> [Exercise objective] Return each line of the data below exactly, omitting any pictures.

> [Input records]
--------

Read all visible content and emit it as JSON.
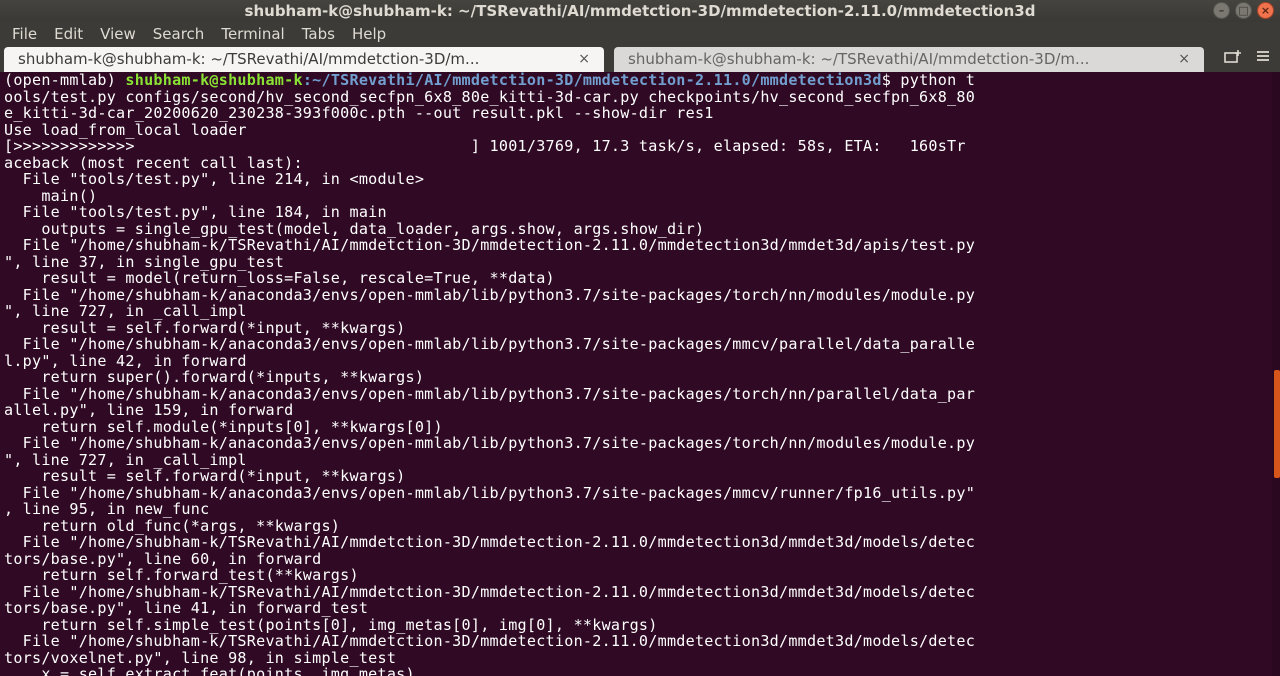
{
  "window": {
    "title": "shubham-k@shubham-k: ~/TSRevathi/AI/mmdetction-3D/mmdetection-2.11.0/mmdetection3d",
    "controls": {
      "minimize": "–",
      "maximize": "□",
      "close": "×"
    }
  },
  "menu": [
    "File",
    "Edit",
    "View",
    "Search",
    "Terminal",
    "Tabs",
    "Help"
  ],
  "tabs": [
    {
      "label": "shubham-k@shubham-k: ~/TSRevathi/AI/mmdetction-3D/m...",
      "close": "×"
    },
    {
      "label": "shubham-k@shubham-k: ~/TSRevathi/AI/mmdetction-3D/m...",
      "close": "×"
    }
  ],
  "tab_actions": {
    "new_tab_icon": "new-tab-icon",
    "menu_icon": "tab-menu-icon"
  },
  "prompt": {
    "env": "(open-mmlab) ",
    "user": "shubham-k@shubham-k",
    "path": ":~/TSRevathi/AI/mmdetction-3D/mmdetection-2.11.0/mmdetection3d",
    "cmd": "$ python t"
  },
  "output": [
    "ools/test.py configs/second/hv_second_secfpn_6x8_80e_kitti-3d-car.py checkpoints/hv_second_secfpn_6x8_80",
    "e_kitti-3d-car_20200620_230238-393f000c.pth --out result.pkl --show-dir res1",
    "Use load_from_local loader",
    "[>>>>>>>>>>>>>                                    ] 1001/3769, 17.3 task/s, elapsed: 58s, ETA:   160sTr",
    "aceback (most recent call last):",
    "  File \"tools/test.py\", line 214, in <module>",
    "    main()",
    "  File \"tools/test.py\", line 184, in main",
    "    outputs = single_gpu_test(model, data_loader, args.show, args.show_dir)",
    "  File \"/home/shubham-k/TSRevathi/AI/mmdetction-3D/mmdetection-2.11.0/mmdetection3d/mmdet3d/apis/test.py",
    "\", line 37, in single_gpu_test",
    "    result = model(return_loss=False, rescale=True, **data)",
    "  File \"/home/shubham-k/anaconda3/envs/open-mmlab/lib/python3.7/site-packages/torch/nn/modules/module.py",
    "\", line 727, in _call_impl",
    "    result = self.forward(*input, **kwargs)",
    "  File \"/home/shubham-k/anaconda3/envs/open-mmlab/lib/python3.7/site-packages/mmcv/parallel/data_paralle",
    "l.py\", line 42, in forward",
    "    return super().forward(*inputs, **kwargs)",
    "  File \"/home/shubham-k/anaconda3/envs/open-mmlab/lib/python3.7/site-packages/torch/nn/parallel/data_par",
    "allel.py\", line 159, in forward",
    "    return self.module(*inputs[0], **kwargs[0])",
    "  File \"/home/shubham-k/anaconda3/envs/open-mmlab/lib/python3.7/site-packages/torch/nn/modules/module.py",
    "\", line 727, in _call_impl",
    "    result = self.forward(*input, **kwargs)",
    "  File \"/home/shubham-k/anaconda3/envs/open-mmlab/lib/python3.7/site-packages/mmcv/runner/fp16_utils.py\"",
    ", line 95, in new_func",
    "    return old_func(*args, **kwargs)",
    "  File \"/home/shubham-k/TSRevathi/AI/mmdetction-3D/mmdetection-2.11.0/mmdetection3d/mmdet3d/models/detec",
    "tors/base.py\", line 60, in forward",
    "    return self.forward_test(**kwargs)",
    "  File \"/home/shubham-k/TSRevathi/AI/mmdetction-3D/mmdetection-2.11.0/mmdetection3d/mmdet3d/models/detec",
    "tors/base.py\", line 41, in forward_test",
    "    return self.simple_test(points[0], img_metas[0], img[0], **kwargs)",
    "  File \"/home/shubham-k/TSRevathi/AI/mmdetction-3D/mmdetection-2.11.0/mmdetection3d/mmdet3d/models/detec",
    "tors/voxelnet.py\", line 98, in simple_test",
    "    x = self.extract_feat(points, img_metas)"
  ]
}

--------

> [Result of the exercise]
Read all visible content and emit it as JSON.
{
  "window": {
    "title": "shubham-k@shubham-k: ~/TSRevathi/AI/mmdetction-3D/mmdetection-2.11.0/mmdetection3d",
    "controls": {
      "minimize": "–",
      "maximize": "□",
      "close": "×"
    }
  },
  "menu": [
    "File",
    "Edit",
    "View",
    "Search",
    "Terminal",
    "Tabs",
    "Help"
  ],
  "tabs": [
    {
      "label": "shubham-k@shubham-k: ~/TSRevathi/AI/mmdetction-3D/m...",
      "close": "×"
    },
    {
      "label": "shubham-k@shubham-k: ~/TSRevathi/AI/mmdetction-3D/m...",
      "close": "×"
    }
  ],
  "tab_actions": {
    "new_tab_icon": "new-tab-icon",
    "menu_icon": "tab-menu-icon"
  },
  "prompt": {
    "env": "(open-mmlab) ",
    "user": "shubham-k@shubham-k",
    "path": ":~/TSRevathi/AI/mmdetction-3D/mmdetection-2.11.0/mmdetection3d",
    "cmd": "$ python t"
  },
  "output": [
    "ools/test.py configs/second/hv_second_secfpn_6x8_80e_kitti-3d-car.py checkpoints/hv_second_secfpn_6x8_80",
    "e_kitti-3d-car_20200620_230238-393f000c.pth --out result.pkl --show-dir res1",
    "Use load_from_local loader",
    "[>>>>>>>>>>>>>                                    ] 1001/3769, 17.3 task/s, elapsed: 58s, ETA:   160sTr",
    "aceback (most recent call last):",
    "  File \"tools/test.py\", line 214, in <module>",
    "    main()",
    "  File \"tools/test.py\", line 184, in main",
    "    outputs = single_gpu_test(model, data_loader, args.show, args.show_dir)",
    "  File \"/home/shubham-k/TSRevathi/AI/mmdetction-3D/mmdetection-2.11.0/mmdetection3d/mmdet3d/apis/test.py",
    "\", line 37, in single_gpu_test",
    "    result = model(return_loss=False, rescale=True, **data)",
    "  File \"/home/shubham-k/anaconda3/envs/open-mmlab/lib/python3.7/site-packages/torch/nn/modules/module.py",
    "\", line 727, in _call_impl",
    "    result = self.forward(*input, **kwargs)",
    "  File \"/home/shubham-k/anaconda3/envs/open-mmlab/lib/python3.7/site-packages/mmcv/parallel/data_paralle",
    "l.py\", line 42, in forward",
    "    return super().forward(*inputs, **kwargs)",
    "  File \"/home/shubham-k/anaconda3/envs/open-mmlab/lib/python3.7/site-packages/torch/nn/parallel/data_par",
    "allel.py\", line 159, in forward",
    "    return self.module(*inputs[0], **kwargs[0])",
    "  File \"/home/shubham-k/anaconda3/envs/open-mmlab/lib/python3.7/site-packages/torch/nn/modules/module.py",
    "\", line 727, in _call_impl",
    "    result = self.forward(*input, **kwargs)",
    "  File \"/home/shubham-k/anaconda3/envs/open-mmlab/lib/python3.7/site-packages/mmcv/runner/fp16_utils.py\"",
    ", line 95, in new_func",
    "    return old_func(*args, **kwargs)",
    "  File \"/home/shubham-k/TSRevathi/AI/mmdetction-3D/mmdetection-2.11.0/mmdetection3d/mmdet3d/models/detec",
    "tors/base.py\", line 60, in forward",
    "    return self.forward_test(**kwargs)",
    "  File \"/home/shubham-k/TSRevathi/AI/mmdetction-3D/mmdetection-2.11.0/mmdetection3d/mmdet3d/models/detec",
    "tors/base.py\", line 41, in forward_test",
    "    return self.simple_test(points[0], img_metas[0], img[0], **kwargs)",
    "  File \"/home/shubham-k/TSRevathi/AI/mmdetction-3D/mmdetection-2.11.0/mmdetection3d/mmdet3d/models/detec",
    "tors/voxelnet.py\", line 98, in simple_test",
    "    x = self.extract_feat(points, img_metas)"
  ]
}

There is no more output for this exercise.